● PROMPT
A faithful retyping of every entry below is wanted, with images left out.

Records from a data source
══════════

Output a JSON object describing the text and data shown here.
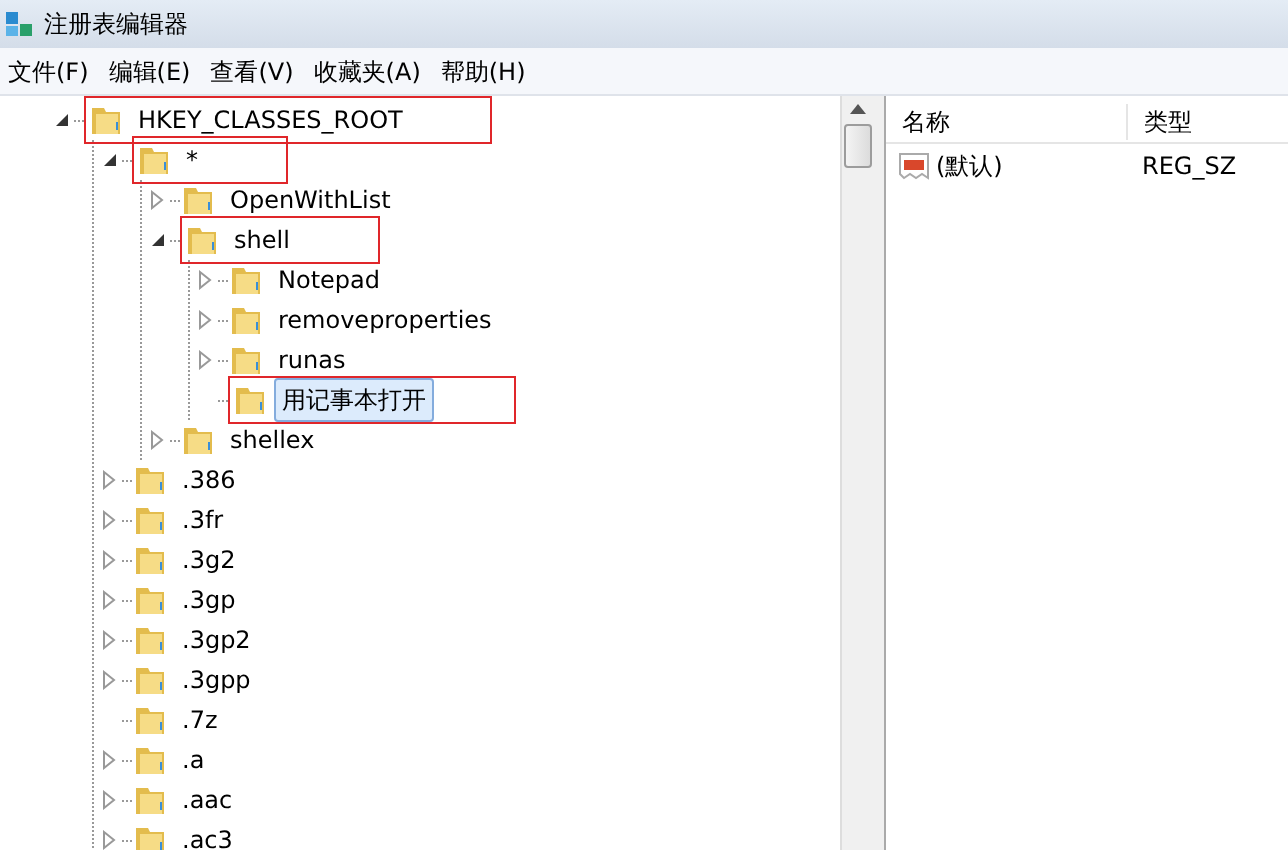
{
  "window": {
    "title": "注册表编辑器"
  },
  "menu": [
    "文件(F)",
    "编辑(E)",
    "查看(V)",
    "收藏夹(A)",
    "帮助(H)"
  ],
  "tree": [
    {
      "label": "HKEY_CLASSES_ROOT",
      "expanded": true,
      "marked": true,
      "children": [
        {
          "label": "*",
          "expanded": true,
          "marked": true,
          "children": [
            {
              "label": "OpenWithList",
              "expanded": false
            },
            {
              "label": "shell",
              "expanded": true,
              "marked": true,
              "children": [
                {
                  "label": "Notepad",
                  "expanded": false
                },
                {
                  "label": "removeproperties",
                  "expanded": false
                },
                {
                  "label": "runas",
                  "expanded": false
                },
                {
                  "label": "用记事本打开",
                  "selected": true,
                  "marked": true
                }
              ]
            },
            {
              "label": "shellex",
              "expanded": false
            }
          ]
        },
        {
          "label": ".386",
          "expanded": false
        },
        {
          "label": ".3fr",
          "expanded": false
        },
        {
          "label": ".3g2",
          "expanded": false
        },
        {
          "label": ".3gp",
          "expanded": false
        },
        {
          "label": ".3gp2",
          "expanded": false
        },
        {
          "label": ".3gpp",
          "expanded": false
        },
        {
          "label": ".7z"
        },
        {
          "label": ".a",
          "expanded": false
        },
        {
          "label": ".aac",
          "expanded": false
        },
        {
          "label": ".ac3",
          "expanded": false
        }
      ]
    }
  ],
  "values": {
    "columns": [
      "名称",
      "类型"
    ],
    "rows": [
      {
        "name": "(默认)",
        "type": "REG_SZ"
      }
    ]
  }
}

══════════

● YOUR RESPONSE
Output a JSON object describing the text and data shown here.
{
  "window": {
    "title": "注册表编辑器"
  },
  "menu": [
    "文件(F)",
    "编辑(E)",
    "查看(V)",
    "收藏夹(A)",
    "帮助(H)"
  ],
  "tree": [
    {
      "label": "HKEY_CLASSES_ROOT",
      "expanded": true,
      "marked": true,
      "children": [
        {
          "label": "*",
          "expanded": true,
          "marked": true,
          "children": [
            {
              "label": "OpenWithList",
              "expanded": false
            },
            {
              "label": "shell",
              "expanded": true,
              "marked": true,
              "children": [
                {
                  "label": "Notepad",
                  "expanded": false
                },
                {
                  "label": "removeproperties",
                  "expanded": false
                },
                {
                  "label": "runas",
                  "expanded": false
                },
                {
                  "label": "用记事本打开",
                  "selected": true,
                  "marked": true
                }
              ]
            },
            {
              "label": "shellex",
              "expanded": false
            }
          ]
        },
        {
          "label": ".386",
          "expanded": false
        },
        {
          "label": ".3fr",
          "expanded": false
        },
        {
          "label": ".3g2",
          "expanded": false
        },
        {
          "label": ".3gp",
          "expanded": false
        },
        {
          "label": ".3gp2",
          "expanded": false
        },
        {
          "label": ".3gpp",
          "expanded": false
        },
        {
          "label": ".7z"
        },
        {
          "label": ".a",
          "expanded": false
        },
        {
          "label": ".aac",
          "expanded": false
        },
        {
          "label": ".ac3",
          "expanded": false
        }
      ]
    }
  ],
  "values": {
    "columns": [
      "名称",
      "类型"
    ],
    "rows": [
      {
        "name": "(默认)",
        "type": "REG_SZ"
      }
    ]
  }
}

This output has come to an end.